Pros: By bootstrapping your business, you retain ownership and control of your company. Even if your company takes out a loan, you are not required to give away equity (a share of ownership) to the lender. You can progress at your own pace without any requirement to follow the deadlines of a startup program.
Cons: Finding the funds to start a business can be a challenge. Scoring funding from angel and venture investors is quite competitive; also, it is unlikely that a conventional lender would secure a loan by accepting a share in an unproven business. Forging ahead without advice from experts in general business practices and those experienced in your business sector could result in a slow start, or an incomplete (non-money-making) business model.
Business Services Platforms:
As a boost to bootstrapping, business services platforms pull together a collection of services that cater to entrepreneurs. Typically, the services are individual offerings that are not interconnected. The services vary, with some offering access to deals and discounts on services such as fundraising, advice, educational material, marketing, or business tools. These platforms tend to cater to technology-based startups already positioned to reach national or international scale by disrupting the traditional business practices of an existing industry. This exclusive focus may leave out most great small businesses, whose growth and reach are measured on a local scale.
Pros: Services are curated to serve entrepreneurs. Entrepreneurs can continue bootstrapping and maintain control of the business, while gaining access to help that the founder would otherwise need to find on their own. Founders can keep a rein on the budget and control the speed of their progress.
Cons: Most business services platforms are made up of a series of disconnected services, lacking a central, coordinated space to build a business. They typically focus on the tasks required at the beginning stages of a business, but lack features to help an existing business thrive. They also tend to focus on tech startups, and lack essential collaboration and community tools.

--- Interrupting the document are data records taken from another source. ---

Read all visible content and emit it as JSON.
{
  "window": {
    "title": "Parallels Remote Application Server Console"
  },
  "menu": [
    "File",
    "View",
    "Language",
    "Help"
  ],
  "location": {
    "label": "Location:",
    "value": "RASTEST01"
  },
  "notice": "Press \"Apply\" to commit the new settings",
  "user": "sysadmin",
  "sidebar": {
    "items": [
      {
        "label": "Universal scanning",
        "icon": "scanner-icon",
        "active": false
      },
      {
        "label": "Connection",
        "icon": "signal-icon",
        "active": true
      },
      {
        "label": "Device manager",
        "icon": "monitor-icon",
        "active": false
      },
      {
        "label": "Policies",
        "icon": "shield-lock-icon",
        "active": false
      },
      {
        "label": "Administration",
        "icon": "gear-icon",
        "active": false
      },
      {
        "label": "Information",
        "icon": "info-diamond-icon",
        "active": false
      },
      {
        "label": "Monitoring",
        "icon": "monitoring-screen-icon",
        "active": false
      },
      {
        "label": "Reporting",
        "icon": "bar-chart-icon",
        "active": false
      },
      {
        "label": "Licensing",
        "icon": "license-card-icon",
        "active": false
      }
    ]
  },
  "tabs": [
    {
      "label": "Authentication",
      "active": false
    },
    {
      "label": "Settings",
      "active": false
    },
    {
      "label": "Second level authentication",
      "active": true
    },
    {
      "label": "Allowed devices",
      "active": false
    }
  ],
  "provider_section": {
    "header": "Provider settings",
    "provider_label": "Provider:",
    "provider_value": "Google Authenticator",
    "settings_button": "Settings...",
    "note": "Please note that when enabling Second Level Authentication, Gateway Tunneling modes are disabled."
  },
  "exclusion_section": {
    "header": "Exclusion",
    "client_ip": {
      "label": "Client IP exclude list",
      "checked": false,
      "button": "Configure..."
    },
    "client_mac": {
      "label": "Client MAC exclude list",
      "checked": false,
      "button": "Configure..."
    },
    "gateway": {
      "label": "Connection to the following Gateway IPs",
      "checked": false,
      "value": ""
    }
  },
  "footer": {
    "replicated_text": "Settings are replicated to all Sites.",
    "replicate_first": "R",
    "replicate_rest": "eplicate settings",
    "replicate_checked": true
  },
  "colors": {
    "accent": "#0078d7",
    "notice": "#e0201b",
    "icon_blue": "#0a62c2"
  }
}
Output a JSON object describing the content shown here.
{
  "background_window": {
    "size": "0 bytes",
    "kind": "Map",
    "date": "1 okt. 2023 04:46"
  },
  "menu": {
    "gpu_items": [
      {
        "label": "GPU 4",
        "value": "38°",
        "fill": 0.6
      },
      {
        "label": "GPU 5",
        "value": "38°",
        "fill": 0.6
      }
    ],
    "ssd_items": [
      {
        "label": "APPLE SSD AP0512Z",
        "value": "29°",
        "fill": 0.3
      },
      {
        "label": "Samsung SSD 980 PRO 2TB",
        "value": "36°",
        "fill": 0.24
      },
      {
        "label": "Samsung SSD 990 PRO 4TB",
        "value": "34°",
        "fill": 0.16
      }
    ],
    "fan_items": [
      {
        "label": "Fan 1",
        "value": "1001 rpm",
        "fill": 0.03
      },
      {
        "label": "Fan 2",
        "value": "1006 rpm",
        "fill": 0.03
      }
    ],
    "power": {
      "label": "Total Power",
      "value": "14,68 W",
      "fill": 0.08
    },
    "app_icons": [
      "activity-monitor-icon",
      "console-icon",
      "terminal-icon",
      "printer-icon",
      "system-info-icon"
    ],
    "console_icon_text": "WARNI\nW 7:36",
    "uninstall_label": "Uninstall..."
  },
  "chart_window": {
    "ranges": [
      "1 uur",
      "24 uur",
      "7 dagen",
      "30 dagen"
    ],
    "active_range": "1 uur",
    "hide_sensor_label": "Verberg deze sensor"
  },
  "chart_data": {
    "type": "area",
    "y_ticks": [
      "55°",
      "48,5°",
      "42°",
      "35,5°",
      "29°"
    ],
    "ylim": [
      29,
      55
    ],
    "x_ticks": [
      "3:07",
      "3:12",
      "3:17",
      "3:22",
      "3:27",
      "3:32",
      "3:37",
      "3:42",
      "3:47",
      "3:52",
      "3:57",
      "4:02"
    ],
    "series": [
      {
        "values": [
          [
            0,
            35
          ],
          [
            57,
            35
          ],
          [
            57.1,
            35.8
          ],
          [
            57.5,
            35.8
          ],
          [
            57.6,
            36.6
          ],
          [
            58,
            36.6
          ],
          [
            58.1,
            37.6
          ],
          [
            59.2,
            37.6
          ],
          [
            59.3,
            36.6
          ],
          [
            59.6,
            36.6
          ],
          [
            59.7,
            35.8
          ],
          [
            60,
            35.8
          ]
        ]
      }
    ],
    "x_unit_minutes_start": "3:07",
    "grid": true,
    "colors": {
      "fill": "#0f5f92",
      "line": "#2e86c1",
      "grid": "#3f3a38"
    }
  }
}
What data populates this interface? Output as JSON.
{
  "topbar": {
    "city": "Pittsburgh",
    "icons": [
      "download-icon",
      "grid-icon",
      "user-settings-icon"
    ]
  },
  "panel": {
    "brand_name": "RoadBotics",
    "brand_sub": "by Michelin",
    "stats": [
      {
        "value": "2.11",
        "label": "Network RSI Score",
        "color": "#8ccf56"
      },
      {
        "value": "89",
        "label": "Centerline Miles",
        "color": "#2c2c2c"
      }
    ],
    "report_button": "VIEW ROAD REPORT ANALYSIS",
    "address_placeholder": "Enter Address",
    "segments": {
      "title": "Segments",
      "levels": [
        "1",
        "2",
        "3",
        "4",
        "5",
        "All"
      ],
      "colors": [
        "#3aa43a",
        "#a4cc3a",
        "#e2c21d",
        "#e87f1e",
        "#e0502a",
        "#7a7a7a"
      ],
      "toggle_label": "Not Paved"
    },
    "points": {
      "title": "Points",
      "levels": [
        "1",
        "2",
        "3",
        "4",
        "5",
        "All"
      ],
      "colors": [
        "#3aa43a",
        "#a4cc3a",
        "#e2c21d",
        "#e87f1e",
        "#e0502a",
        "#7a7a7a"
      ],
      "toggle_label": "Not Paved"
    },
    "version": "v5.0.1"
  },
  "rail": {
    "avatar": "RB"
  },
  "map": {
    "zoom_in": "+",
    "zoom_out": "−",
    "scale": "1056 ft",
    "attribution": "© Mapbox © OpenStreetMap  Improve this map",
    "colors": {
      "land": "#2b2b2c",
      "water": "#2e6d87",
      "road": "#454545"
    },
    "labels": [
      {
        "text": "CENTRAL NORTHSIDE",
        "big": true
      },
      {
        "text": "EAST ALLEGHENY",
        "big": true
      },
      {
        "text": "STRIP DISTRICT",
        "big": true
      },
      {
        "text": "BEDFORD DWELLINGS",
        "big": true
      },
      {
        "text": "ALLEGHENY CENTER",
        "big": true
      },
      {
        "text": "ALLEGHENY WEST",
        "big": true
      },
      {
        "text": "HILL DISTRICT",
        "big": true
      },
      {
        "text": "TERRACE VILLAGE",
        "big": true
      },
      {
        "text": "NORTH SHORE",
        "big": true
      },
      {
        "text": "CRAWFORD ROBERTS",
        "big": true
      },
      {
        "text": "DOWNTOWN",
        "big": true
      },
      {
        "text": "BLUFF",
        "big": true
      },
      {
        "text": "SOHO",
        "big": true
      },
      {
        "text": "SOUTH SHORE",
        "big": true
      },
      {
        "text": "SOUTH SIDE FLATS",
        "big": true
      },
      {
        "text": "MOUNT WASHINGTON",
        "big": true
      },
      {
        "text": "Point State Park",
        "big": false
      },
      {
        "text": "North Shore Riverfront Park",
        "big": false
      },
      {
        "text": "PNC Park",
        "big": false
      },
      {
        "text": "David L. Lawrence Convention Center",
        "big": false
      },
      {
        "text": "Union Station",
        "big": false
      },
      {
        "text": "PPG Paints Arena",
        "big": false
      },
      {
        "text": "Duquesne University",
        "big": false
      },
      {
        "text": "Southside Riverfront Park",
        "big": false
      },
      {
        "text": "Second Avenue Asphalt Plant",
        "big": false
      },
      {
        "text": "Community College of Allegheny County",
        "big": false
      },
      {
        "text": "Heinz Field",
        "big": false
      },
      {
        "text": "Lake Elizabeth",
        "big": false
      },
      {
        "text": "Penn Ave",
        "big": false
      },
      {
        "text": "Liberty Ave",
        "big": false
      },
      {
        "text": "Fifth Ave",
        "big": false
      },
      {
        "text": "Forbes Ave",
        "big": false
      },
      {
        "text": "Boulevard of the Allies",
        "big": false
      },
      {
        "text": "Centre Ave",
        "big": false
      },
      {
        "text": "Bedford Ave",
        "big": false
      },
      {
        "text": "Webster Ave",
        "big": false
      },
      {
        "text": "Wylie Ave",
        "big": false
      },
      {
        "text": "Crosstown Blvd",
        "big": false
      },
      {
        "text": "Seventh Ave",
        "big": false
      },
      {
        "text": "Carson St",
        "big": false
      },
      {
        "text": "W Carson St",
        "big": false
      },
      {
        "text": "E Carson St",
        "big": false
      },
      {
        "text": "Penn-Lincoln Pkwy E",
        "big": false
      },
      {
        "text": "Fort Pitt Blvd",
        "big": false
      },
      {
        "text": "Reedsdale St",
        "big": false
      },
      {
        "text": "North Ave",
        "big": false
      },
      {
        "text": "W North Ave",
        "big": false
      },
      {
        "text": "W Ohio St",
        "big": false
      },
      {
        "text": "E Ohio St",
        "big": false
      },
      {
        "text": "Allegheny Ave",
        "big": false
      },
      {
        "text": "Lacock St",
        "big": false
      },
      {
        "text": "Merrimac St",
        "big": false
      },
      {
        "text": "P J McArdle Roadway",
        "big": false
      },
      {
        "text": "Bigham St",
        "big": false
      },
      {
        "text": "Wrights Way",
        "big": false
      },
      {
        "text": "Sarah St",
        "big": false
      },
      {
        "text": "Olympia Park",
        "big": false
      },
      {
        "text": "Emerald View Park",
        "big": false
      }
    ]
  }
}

Where Does Brilliant Factory® Fit In?
By contrast, BrilliantFactory.com is a fully unified suite of services for a single, low subscription fee and login. The product is a collaborative and inclusive ecosystem for the other 99-percent of tech and non-tech entrepreneurs, which welcomes participants from small business, mom & pops, the underemployed, stay-at-home parents, kitchen table solo-preneurs, recent grads, minorities, 2nd-Act professionals, veterans, and the differently-abled. Additionally, our platform works for enterprises of all types and sizes: retail, professional services, real estate development, health products/services, disaster mitigation, manufacturing, advertising, distribution, entertainment, aerospace, agtech, edtech, insuretech, conservation, micro-finance, and more.
Brilliant Factory is different; it’s the entrepreneurial ecosystem that offers the best of all worlds. Entrepreneurs can bootstrap their way to success while taking advantage of the tools available in Brilliant Factory to gain knowledge, find customers, learn from other founders, and build their businesses – all without having to meet rigid application requirements, give up equity, or pay large consulting fees.
Entrepreneurs have many options for starting and growing their businesses, but wading through the possibilities can be daunting.
Whether it’s an incubator, accelerator, venture studio, or cowork space, business assistance can mean applying and qualifying, as well as potentially paying for mentoring and other services with cash, by giving up equity in the business, or both.
Bootstrapping empowers you as a founder to start your business using your own resources, go at your own pace, and reap the rewards without obligation to others when the business takes off.
Image Credit: Pexels.com